Health Message Details - Sent/Archived
Printer Friendly Version Show Recipients
Message ID:   1649      Public Message
Subject:   Southwest District Health encourages providers to consider testing for Shiga toxin-producing E. coli in patients with diarrheal illness
Sent By:   PHD3 Date Sent:   9/20/2018 1:45:46 PM
Priority:   Advisory Status:   Sent (Delivered)
PHIN Specific Data:
Severity:   Moderate Delivery Time:   15 Minutes
PHIN Status:   Actual Message Type:   Alert
Sensitivity:   Non Sensitive Acknowledgement:   No
File NameDate/TimeSize 
HAN 18-108 STEC Increase.pdf9/20/2018 1:10:22 PM 137642 Download

Message Text:

Southwest District Health (SWDH) has identified a significant increase in Shiga toxin-producing E. coli (STEC) infections among residents of the public health district, especially among children less than 5 years of age, some of whom attend daycare facilities.

Children <5 years of age and the elderly are at increased risk of severe illness resulting from STEC infections. Stool testing should be performed for enteric diseases, including STEC in people with diarrhea accompanied by fever, bloody or mucoid stools, severe abdominal cramping or tenderness, or signs of sepsis.

Antibiotics are not recommended for patients with suspected STEC infections until complete diagnostic testing can be performed and STEC infection is ruled out. Administering antibiotics to patients with STEC infections might increase their risk of developing hemolytic uremic syndrome (HUS), and a benefit of treatment has not been clearly demonstrated. Features of HUS include low platelet count, anemia, and renal failure.

To improve STEC diagnosis and reporting:

• All stools submitted from patients with acute community-acquired diarrhea should be tested for STEC, and if positive, serotyped. Serotyping can be done at the Idaho Bureau of Laboratories (IBL).

• Testing for STEC should include a PCR test for Shiga toxins or the genes encoding these toxins.

• Clinical laboratories should forward STEC isolates or Shiga toxin-positive stools to the IBL as soon as possible for additional characterization.

• Often, by the time a patient presents with HUS, the causative STEC can no longer be easily isolated from a stool specimen. For any patient with HUS without a culture-confirmed STEC infection, please contact IBL to discuss sampling and testing.

All STEC cases (including suspect STEC) are reportable within 1 working day. Report the detection of STEC or diagnosis of HUS to Southwest District Health Communicable Disease / Epidemiology Program

Southwest District Health confidential reporting phone line: (208) 455-5442

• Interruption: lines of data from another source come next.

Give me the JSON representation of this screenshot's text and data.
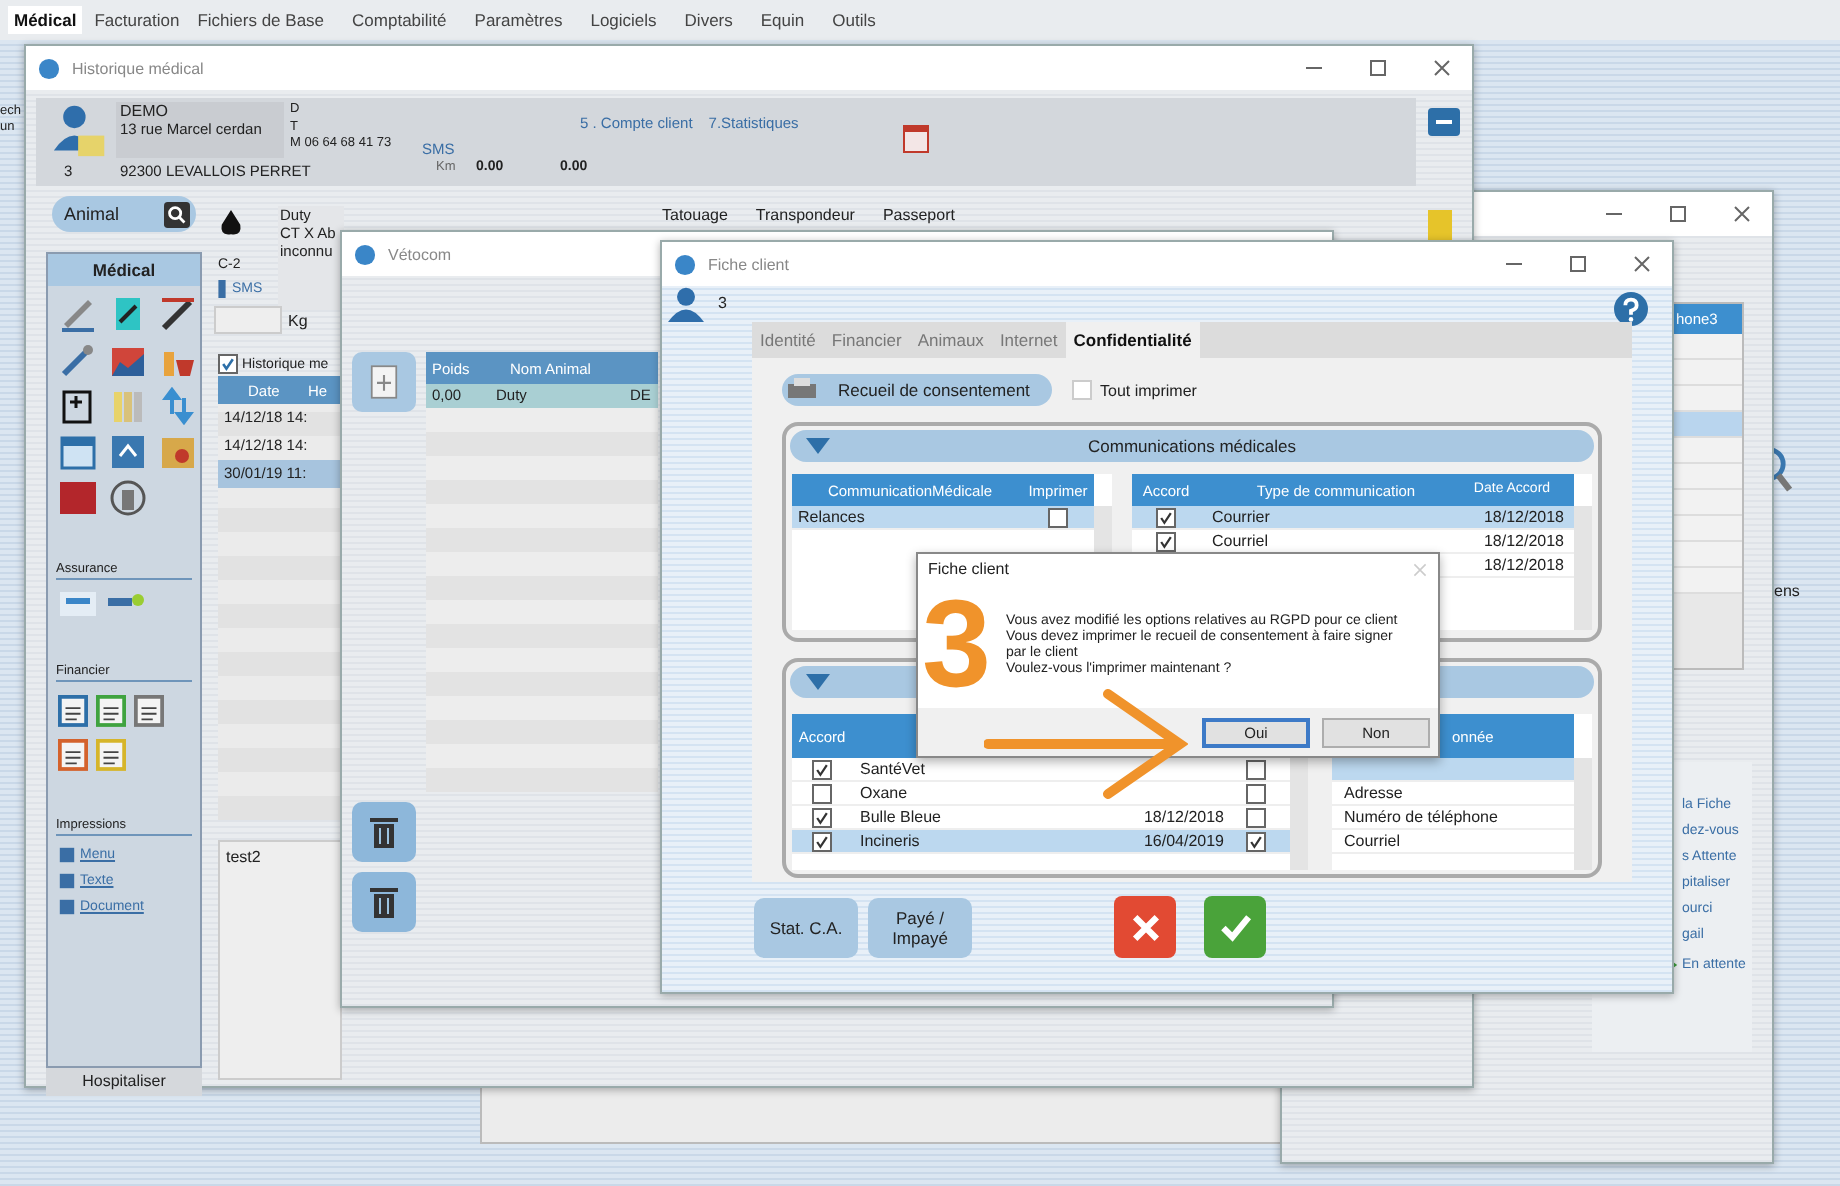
{
  "menu": [
    {
      "label": "Médical",
      "selected": true
    },
    {
      "label": "Facturation",
      "selected": false
    },
    {
      "label": "Fichiers de Base",
      "selected": false
    },
    {
      "label": "Comptabilité",
      "selected": false
    },
    {
      "label": "Paramètres",
      "selected": false
    },
    {
      "label": "Logiciels",
      "selected": false
    },
    {
      "label": "Divers",
      "selected": false
    },
    {
      "label": "Equin",
      "selected": false
    },
    {
      "label": "Outils",
      "selected": false
    }
  ],
  "background": {
    "left_texts": [
      "ech",
      "un"
    ],
    "right_text": "ens"
  },
  "historique": {
    "title": "Historique médical",
    "client": {
      "name": "DEMO",
      "street": "13 rue Marcel cerdan",
      "number": "3",
      "city": "92300 LEVALLOIS PERRET",
      "phones": [
        "D",
        "T",
        "M 06 64 68 41 73"
      ],
      "sms": "SMS",
      "km_label": "Km",
      "km_values": [
        "0.00",
        "0.00"
      ]
    },
    "links": [
      "5 . Compte client",
      "7.Statistiques"
    ],
    "animal_search": "Animal",
    "animal": {
      "lines": [
        "Duty",
        "CT X Ab",
        "inconnu"
      ],
      "code": "C-2",
      "sms": "SMS",
      "weight_unit": "Kg"
    },
    "id_labels": [
      "Tatouage",
      "Transpondeur",
      "Passeport"
    ],
    "sidebar": {
      "title": "Médical",
      "sections": [
        "Assurance",
        "Financier",
        "Impressions"
      ],
      "print_links": [
        "Menu",
        "Texte",
        "Document"
      ],
      "footer": "Hospitaliser"
    },
    "history": {
      "label": "Historique me",
      "checked": true,
      "columns": [
        "Date",
        "He"
      ],
      "rows": [
        {
          "date": "14/12/18",
          "time": "14:",
          "selected": false
        },
        {
          "date": "14/12/18",
          "time": "14:",
          "selected": false
        },
        {
          "date": "30/01/19",
          "time": "11:",
          "selected": true
        }
      ]
    },
    "note": "test2"
  },
  "back_window": {
    "list_header": "hone3",
    "list_rows": [
      {
        "selected": false
      },
      {
        "selected": false
      },
      {
        "selected": false
      },
      {
        "selected": true
      },
      {
        "selected": false
      },
      {
        "selected": false
      },
      {
        "selected": false
      },
      {
        "selected": false
      },
      {
        "selected": false
      },
      {
        "selected": false
      }
    ],
    "links": [
      {
        "label": "la Fiche",
        "kind": "text"
      },
      {
        "label": "dez-vous",
        "kind": "text"
      },
      {
        "label": "s Attente",
        "kind": "text"
      },
      {
        "label": "pitaliser",
        "kind": "text"
      },
      {
        "label": "ourci",
        "kind": "text"
      },
      {
        "label": "gail",
        "kind": "text"
      },
      {
        "label": "En attente",
        "kind": "arrow"
      }
    ]
  },
  "vetocom": {
    "title": "Vétocom",
    "columns": [
      "Poids",
      "Nom Animal"
    ],
    "rows": [
      {
        "weight": "0,00",
        "name": "Duty",
        "column_3": "DE",
        "selected": true
      }
    ]
  },
  "fiche": {
    "title": "Fiche client",
    "client_number": "3",
    "tabs": [
      {
        "label": "Identité",
        "selected": false
      },
      {
        "label": "Financier",
        "selected": false
      },
      {
        "label": "Animaux",
        "selected": false
      },
      {
        "label": "Internet",
        "selected": false
      },
      {
        "label": "Confidentialité",
        "selected": true
      }
    ],
    "consent_button": "Recueil de consentement",
    "print_all": {
      "label": "Tout imprimer",
      "checked": false
    },
    "medical": {
      "title": "Communications médicales",
      "left_columns": [
        "CommunicationMédicale",
        "Imprimer"
      ],
      "left_rows": [
        {
          "name": "Relances",
          "print": false,
          "selected": true
        }
      ],
      "right_columns": [
        "Accord",
        "Type de communication",
        "Date Accord"
      ],
      "right_rows": [
        {
          "accord": true,
          "type": "Courrier",
          "date": "18/12/2018",
          "selected": true
        },
        {
          "accord": true,
          "type": "Courriel",
          "date": "18/12/2018",
          "selected": false
        },
        {
          "date": "18/12/2018",
          "selected": false
        }
      ]
    },
    "partners": {
      "left_columns": [
        "Accord"
      ],
      "left_rows": [
        {
          "accord": true,
          "name": "SantéVet",
          "print": false,
          "selected": false
        },
        {
          "accord": false,
          "name": "Oxane",
          "print": false,
          "selected": false
        },
        {
          "accord": true,
          "name": "Bulle Bleue",
          "date": "18/12/2018",
          "print": false,
          "selected": false
        },
        {
          "accord": true,
          "name": "Incineris",
          "date": "16/04/2019",
          "print": true,
          "selected": true
        }
      ],
      "right_column": "onnée",
      "right_rows": [
        {
          "selected": true
        },
        {
          "label": "Adresse",
          "selected": false
        },
        {
          "label": "Numéro de téléphone",
          "selected": false
        },
        {
          "label": "Courriel",
          "selected": false
        }
      ]
    },
    "buttons": [
      "Stat. C.A.",
      "Payé / Impayé"
    ]
  },
  "dialog": {
    "title": "Fiche client",
    "message": "Vous avez modifié les options relatives au RGPD pour ce client\nVous devez imprimer le recueil de consentement à faire signer\npar le client\nVoulez-vous l'imprimer maintenant ?",
    "buttons": [
      {
        "label": "Oui",
        "selected": true
      },
      {
        "label": "Non",
        "selected": false
      }
    ]
  },
  "annotation": {
    "number": "3"
  }
}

Southwest District Health confidential reporting fax line: (208) 455-5350

Daycare attendees, daycare workers, food handlers and healthcare workers with suspected STEC should be excluded from work until they can no longer transmit STEC. Contact SWDH for more details about exclusions and restrictions.

Additional Resources:

2017 Infectious Diseases Society of America Clinical Practice Guidelines for the Diagnosis and Management of Infectious Diarrhea 

CDC E. coli Resources for Clinicians and Laboratories